Arun Venugopal is a reporter and the creator of Micropolis, WNYC’s multi-platform series examining race, sexuality, religion, street life and other issues that define New York City. He has been with the station since 2005, and has covered a wide range of stories, including the death of Sean Bell, the controversy over the Park 51 mosque and community center and Occupy Wall Street .
White Population Shrinks as Immigrants Increase in New Jersey Suburbs
Wednesday, May 25, 2011
The six New Jersey counties that lie across the Hudson River from New York are losing white residents, as well as young children and 20- and 30-somethings, according to the latest census data.
The region — Bergen, Hudson, Essex, Passaic, Union and Middlesex counties — collectively lost nearly 96,000 white residents over the last decade, and gained an even larger number of Asian and Mexican residents.

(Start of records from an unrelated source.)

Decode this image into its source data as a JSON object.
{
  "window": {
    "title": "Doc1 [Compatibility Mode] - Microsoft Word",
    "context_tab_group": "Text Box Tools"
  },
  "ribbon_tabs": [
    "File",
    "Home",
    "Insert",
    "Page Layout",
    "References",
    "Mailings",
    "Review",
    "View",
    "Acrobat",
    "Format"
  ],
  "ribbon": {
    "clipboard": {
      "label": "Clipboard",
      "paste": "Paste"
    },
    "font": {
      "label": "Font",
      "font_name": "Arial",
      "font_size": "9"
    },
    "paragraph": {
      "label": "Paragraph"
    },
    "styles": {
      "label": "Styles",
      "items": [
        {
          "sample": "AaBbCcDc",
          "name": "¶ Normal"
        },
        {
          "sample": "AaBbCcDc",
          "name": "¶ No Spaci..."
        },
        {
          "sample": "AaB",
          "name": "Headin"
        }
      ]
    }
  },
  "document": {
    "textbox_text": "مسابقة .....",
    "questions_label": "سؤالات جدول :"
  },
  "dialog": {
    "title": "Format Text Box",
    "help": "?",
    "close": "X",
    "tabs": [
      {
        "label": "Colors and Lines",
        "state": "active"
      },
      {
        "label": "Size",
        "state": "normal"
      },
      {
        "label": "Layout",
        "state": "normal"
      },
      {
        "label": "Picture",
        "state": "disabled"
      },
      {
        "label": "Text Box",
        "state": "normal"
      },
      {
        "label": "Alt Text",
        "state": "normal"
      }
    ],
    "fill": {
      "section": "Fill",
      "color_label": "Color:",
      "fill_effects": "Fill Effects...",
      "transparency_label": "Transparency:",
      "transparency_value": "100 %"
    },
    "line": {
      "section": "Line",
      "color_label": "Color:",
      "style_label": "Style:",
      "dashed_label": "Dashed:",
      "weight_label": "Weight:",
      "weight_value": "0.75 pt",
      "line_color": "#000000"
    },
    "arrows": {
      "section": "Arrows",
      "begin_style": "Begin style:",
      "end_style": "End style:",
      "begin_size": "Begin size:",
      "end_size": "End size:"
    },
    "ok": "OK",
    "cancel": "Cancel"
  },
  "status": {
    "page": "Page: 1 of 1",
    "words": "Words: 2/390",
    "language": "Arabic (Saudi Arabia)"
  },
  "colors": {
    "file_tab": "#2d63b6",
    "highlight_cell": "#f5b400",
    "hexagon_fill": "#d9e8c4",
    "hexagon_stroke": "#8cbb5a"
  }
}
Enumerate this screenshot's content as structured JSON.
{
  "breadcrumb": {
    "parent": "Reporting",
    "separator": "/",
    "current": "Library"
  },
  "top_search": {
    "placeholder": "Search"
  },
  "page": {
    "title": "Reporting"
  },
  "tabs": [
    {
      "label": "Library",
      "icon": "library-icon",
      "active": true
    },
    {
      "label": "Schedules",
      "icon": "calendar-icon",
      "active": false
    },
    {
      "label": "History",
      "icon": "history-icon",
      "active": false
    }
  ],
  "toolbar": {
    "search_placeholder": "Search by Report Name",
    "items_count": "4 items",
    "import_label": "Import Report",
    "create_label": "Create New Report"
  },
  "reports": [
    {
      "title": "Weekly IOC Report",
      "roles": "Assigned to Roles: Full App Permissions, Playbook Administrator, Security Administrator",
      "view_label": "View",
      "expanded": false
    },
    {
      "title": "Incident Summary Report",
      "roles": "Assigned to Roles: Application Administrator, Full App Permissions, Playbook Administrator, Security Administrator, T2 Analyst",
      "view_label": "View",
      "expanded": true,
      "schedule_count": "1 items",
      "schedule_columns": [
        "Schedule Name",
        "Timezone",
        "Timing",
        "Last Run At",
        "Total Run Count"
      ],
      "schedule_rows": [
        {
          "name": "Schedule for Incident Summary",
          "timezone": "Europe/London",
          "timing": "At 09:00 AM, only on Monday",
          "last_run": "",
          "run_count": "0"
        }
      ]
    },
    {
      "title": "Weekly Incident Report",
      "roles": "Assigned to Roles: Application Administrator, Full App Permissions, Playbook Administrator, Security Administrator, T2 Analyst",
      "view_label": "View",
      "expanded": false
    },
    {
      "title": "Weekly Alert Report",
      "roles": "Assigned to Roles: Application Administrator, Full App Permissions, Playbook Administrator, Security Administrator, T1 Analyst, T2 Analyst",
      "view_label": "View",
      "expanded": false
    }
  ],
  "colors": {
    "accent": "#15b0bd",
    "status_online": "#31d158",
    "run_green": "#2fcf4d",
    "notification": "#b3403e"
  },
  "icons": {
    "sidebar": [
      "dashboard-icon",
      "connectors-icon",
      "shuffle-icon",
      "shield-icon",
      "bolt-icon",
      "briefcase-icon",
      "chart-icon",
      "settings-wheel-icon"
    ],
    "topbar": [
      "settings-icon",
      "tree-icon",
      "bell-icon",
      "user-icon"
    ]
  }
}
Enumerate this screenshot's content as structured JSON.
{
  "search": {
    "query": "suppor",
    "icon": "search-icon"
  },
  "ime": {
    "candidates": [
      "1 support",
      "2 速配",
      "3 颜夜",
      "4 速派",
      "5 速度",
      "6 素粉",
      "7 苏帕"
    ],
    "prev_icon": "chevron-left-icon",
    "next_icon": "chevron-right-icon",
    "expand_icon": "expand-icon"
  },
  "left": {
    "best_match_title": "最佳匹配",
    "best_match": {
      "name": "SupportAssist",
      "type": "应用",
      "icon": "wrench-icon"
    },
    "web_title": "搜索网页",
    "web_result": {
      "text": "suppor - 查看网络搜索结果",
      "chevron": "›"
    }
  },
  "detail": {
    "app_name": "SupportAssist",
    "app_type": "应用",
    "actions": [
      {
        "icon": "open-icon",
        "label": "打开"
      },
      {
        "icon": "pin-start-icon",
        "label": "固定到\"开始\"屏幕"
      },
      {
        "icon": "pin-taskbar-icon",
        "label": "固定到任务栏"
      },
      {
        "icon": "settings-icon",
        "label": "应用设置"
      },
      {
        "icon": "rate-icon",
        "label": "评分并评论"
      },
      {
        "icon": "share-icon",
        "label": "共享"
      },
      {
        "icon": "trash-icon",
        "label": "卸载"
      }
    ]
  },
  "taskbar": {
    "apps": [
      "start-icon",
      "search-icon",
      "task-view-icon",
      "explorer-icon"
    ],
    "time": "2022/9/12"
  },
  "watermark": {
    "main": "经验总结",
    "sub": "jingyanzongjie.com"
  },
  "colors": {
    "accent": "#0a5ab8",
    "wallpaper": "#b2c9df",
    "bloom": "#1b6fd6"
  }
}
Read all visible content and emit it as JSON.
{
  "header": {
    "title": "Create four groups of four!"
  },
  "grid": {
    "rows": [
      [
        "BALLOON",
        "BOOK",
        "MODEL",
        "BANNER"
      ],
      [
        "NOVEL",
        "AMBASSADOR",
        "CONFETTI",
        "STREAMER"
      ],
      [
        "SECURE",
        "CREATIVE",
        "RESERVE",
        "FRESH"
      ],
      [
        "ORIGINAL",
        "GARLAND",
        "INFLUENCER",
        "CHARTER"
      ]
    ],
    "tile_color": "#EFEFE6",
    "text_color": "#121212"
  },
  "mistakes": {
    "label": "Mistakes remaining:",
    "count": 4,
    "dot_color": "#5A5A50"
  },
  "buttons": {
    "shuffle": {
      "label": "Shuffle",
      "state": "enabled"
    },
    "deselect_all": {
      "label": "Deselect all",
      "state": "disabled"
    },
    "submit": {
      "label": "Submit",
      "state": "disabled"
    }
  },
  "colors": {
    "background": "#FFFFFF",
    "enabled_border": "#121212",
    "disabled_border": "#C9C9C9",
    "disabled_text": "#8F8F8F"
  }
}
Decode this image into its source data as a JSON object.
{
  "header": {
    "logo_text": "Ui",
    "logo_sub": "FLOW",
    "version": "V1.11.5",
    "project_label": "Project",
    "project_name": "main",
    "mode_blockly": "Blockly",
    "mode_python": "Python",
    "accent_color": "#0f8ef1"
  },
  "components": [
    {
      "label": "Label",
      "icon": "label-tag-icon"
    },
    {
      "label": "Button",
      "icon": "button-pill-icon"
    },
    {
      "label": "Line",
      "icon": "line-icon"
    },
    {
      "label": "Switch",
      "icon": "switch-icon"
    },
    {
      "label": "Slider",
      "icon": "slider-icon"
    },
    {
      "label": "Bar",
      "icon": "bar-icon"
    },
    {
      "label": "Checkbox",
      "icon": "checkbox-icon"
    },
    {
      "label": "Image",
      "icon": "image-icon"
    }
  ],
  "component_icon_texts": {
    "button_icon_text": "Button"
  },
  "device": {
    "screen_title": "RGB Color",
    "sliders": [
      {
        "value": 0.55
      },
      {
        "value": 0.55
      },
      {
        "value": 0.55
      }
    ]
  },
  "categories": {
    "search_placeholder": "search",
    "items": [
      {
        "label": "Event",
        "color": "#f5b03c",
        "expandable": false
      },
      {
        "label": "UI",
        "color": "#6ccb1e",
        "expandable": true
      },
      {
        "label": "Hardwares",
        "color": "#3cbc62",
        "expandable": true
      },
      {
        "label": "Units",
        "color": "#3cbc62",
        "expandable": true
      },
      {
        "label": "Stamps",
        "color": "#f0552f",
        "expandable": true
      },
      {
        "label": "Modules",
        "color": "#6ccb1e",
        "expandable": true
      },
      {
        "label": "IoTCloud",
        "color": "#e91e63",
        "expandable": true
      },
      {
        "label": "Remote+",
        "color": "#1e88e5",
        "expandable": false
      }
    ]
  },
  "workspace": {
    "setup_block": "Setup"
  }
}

Several counties experienced a double-digit percentage loss of residents aged 25 to 44. Passaic County lost more than 10,000 residents between the ages of 35 and 44. Bergen County lost 23,302 residents in that age bracket.
Only Hudson county beat the region-wide trend, registering 10 percent growth in the number of residents aged 25 to 34.
In all but one of the six counties, the number of children age 9 or younger fell. Hudson County registered 5,428 fewer kids between the ages of 5 and 9, equal to a 14 percent decrease. The number of children below the age of 10 in Essex county fell by 10,407, equal to a 9 percent loss.
Some of the most dramatic demographic changes took place in Middlesex County, which gained 49,825 Asian Indian residents and 13,514 Mexican residents. The county's white population declined by 38,709, or 7.5 percent, but the overall county population grew by 8 percent.
The number of African Americans also grew in the suburbs: by 13 percent in Bergen, 15 percent in Middlesex and 9 percent in Union county.
In Bergen county, the Asian Indian population grew by 40 percent, while the Korean population grew by 58 percent and the Mexican population more than doubled, to 8,974, and the number of Puerto Ricans rose by 49 percent, to 25,786.